Here now are a few pieces of practical advice: I hope they will obscure the memory of over-long digressions.
For me reading affords a rest from music. I have devoured entire libraries, musical and non-musical. For professional study, that is, the art of conducting, the writings of Wagner and Weingartner have been of great use to me. But Plato, the Greek tragedians, all great writers in general and a few whimsical ones in particular have enriched or amused me very seasonably. Read too, and show those who know you that one can be at the same time a good musician and a cultured man.
(Schuricht admired Joseph von Eichendorff and Adalbert Stifter.)

Complete text will be available after discussion with KISTER S.A.

Excerpt from a text by Schuricht titled "Creation and Re-creation" (1)

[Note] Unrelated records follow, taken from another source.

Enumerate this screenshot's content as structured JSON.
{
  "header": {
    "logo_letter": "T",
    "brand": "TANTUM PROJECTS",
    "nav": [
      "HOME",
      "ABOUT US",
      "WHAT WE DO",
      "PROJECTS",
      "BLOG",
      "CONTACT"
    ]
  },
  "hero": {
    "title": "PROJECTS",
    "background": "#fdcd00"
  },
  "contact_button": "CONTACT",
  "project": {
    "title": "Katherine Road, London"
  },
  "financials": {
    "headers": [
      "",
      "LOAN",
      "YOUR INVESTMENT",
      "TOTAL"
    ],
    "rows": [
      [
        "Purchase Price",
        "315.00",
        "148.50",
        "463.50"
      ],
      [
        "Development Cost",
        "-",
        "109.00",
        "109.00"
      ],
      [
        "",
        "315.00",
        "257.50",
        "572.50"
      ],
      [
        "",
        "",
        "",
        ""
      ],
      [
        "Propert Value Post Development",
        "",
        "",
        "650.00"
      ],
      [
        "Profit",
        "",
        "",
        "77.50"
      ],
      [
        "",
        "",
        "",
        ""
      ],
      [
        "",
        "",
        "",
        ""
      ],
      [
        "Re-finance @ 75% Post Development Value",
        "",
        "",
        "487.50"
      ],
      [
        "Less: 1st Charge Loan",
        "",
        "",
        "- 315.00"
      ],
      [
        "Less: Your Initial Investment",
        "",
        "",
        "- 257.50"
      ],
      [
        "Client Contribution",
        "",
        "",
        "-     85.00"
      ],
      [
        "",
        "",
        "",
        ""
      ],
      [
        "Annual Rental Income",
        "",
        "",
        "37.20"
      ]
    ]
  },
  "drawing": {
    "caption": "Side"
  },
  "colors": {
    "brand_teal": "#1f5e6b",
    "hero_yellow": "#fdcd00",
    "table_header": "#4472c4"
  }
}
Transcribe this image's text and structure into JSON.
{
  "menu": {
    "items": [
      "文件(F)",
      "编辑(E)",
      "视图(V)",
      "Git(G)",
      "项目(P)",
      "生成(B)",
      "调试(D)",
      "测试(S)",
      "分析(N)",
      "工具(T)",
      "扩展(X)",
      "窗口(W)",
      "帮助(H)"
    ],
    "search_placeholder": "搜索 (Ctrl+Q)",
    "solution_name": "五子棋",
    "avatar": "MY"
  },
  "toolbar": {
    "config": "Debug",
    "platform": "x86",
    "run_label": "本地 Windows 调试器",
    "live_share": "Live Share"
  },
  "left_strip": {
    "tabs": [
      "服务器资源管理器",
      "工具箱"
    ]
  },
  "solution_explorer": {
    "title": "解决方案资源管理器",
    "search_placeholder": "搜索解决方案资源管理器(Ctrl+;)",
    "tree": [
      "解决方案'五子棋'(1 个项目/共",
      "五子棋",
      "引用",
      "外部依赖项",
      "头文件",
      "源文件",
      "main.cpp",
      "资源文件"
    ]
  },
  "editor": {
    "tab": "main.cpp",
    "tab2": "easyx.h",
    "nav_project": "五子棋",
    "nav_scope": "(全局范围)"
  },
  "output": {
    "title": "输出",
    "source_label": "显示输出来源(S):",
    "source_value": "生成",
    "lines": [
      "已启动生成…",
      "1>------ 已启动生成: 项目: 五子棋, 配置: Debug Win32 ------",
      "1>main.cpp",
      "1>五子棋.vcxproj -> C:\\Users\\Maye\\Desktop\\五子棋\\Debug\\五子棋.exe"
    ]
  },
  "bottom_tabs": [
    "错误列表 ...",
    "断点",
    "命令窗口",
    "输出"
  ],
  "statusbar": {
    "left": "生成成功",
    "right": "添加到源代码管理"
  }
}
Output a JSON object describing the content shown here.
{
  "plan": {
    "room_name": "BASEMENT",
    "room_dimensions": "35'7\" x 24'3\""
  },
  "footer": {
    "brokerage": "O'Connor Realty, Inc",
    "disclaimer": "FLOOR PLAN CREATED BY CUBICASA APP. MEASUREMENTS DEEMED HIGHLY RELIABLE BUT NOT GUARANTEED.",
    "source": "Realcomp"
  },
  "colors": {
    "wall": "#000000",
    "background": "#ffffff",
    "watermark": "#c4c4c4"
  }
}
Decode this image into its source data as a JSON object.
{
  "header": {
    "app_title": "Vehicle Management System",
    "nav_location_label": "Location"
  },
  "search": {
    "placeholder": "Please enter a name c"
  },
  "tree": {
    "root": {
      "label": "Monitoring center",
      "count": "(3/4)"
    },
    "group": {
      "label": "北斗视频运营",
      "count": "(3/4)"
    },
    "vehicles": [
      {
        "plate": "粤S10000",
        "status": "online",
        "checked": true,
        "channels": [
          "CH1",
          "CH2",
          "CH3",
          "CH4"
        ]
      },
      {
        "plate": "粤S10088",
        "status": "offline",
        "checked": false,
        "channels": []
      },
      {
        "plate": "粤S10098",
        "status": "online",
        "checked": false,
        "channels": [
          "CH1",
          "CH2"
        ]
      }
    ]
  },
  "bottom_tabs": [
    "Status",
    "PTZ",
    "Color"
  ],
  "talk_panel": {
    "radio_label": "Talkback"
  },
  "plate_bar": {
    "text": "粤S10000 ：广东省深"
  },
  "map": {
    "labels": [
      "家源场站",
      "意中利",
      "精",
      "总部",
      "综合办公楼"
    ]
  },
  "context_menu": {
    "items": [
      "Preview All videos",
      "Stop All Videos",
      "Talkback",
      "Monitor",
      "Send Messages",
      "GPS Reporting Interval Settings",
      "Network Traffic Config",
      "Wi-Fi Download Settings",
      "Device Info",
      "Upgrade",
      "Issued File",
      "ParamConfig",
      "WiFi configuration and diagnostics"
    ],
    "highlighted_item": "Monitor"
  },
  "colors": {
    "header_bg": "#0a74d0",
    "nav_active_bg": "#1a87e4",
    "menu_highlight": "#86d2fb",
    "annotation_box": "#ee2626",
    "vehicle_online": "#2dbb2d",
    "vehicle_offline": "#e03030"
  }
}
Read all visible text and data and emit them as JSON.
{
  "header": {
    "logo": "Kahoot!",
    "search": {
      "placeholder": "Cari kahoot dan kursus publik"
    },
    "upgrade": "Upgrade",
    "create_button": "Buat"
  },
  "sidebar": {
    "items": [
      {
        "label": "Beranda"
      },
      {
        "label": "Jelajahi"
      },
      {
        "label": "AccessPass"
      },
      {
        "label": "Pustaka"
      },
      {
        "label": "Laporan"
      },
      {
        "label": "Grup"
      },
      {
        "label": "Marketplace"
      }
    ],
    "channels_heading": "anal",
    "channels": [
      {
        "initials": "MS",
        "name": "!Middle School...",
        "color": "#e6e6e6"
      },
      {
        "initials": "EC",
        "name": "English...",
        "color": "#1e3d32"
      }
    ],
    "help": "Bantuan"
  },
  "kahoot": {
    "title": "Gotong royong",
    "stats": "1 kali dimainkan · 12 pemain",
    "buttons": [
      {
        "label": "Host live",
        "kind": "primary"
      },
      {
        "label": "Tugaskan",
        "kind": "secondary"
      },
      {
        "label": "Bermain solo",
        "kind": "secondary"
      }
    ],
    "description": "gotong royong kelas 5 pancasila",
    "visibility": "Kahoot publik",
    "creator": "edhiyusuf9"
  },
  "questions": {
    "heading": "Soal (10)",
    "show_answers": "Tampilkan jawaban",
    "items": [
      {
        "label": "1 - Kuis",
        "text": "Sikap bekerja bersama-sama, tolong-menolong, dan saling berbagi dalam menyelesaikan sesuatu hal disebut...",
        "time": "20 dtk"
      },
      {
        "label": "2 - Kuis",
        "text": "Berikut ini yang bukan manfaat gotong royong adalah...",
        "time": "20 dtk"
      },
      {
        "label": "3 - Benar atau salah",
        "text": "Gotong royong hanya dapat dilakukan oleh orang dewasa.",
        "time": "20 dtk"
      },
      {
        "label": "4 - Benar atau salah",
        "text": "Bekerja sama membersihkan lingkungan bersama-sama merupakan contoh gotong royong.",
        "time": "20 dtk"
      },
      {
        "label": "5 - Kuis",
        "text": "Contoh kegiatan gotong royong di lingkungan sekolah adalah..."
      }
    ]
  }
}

The interpretative artist should be endowed, first and foremost, with that kind of spiritual musical intuition which permits him to sense the original impulse of the work he is interpreting; and secondly with the gift of making clear in his own presentation the essence which he sees.
We know that to a talented interpretative musician illumination often comes at the first reading of a score. It does not consist in escape from his own being but rather in the apparent awakening by the rays of the creator's genius of congenial forces in the interpreter, and these point him along the path of re-creation.
Such illumination loses nothing of its absolute character nor of its intensity in the period when the interpreter is penetrating the structure and details of the work; throughout his exploration he seems to be ever joined to the creator by a wonderful link that leads him through the creative process which the work itself underwent.
If the interpretative artist is fortunate enough to touch the "active nucleus" of the musical cell, whence stem all the forces which govern the work, this "nucleus" will guide him even in the smallest details. And then the general conception, the tempos and nuances, the ways by which the force in the work is to be expressed, will impose themselves on him as it were of their own accord; and all apparent freedom of interpretation will thus follow logically from the relationships of those forces which form the texture of the work.
And eventually, the interpretative artist will transmit "pure music" to the listener, winning for him a conviction in his deepest soul of possessing something ineffable.
Of course if the governing inspiration of a work is not apparent to the interpreter at first reading, he will endeavour to discover by slow plodding the interpretation and the "Active nucleus" which will make plain to him the essence of the work and open up to him the road to unknown territories.

In a letter to the VPO in March, 1955

"In attempting to to express the feelings that were awakened in the depths of my soul by your incomparable art and wonderful dedication, I have become ever more aware that words cannot do justice to such an experience. I stand before you, my heart overflowing with gratitude and admiration; and yet it is impossible to express what I feel concerning the unforgettable experience of the perfection with which your mastery moulded Beethoven and Bruckner. Permit me, this time in spirit, to shake your hands most warmly."

Confided to David Drew in 1956

"When I was young, I concentrated on the modern composers: Stravinsky, Bartok, Hindemith, and so on. I still love them, of course, but nowadays I am more and more in demand as an interpreter of the classical and romantic composers. I am an exponent of an old tradition. I have nothing against the music of today, but I feel it is important to rejuvenate the sense of tradition."

GO BACK TO Archives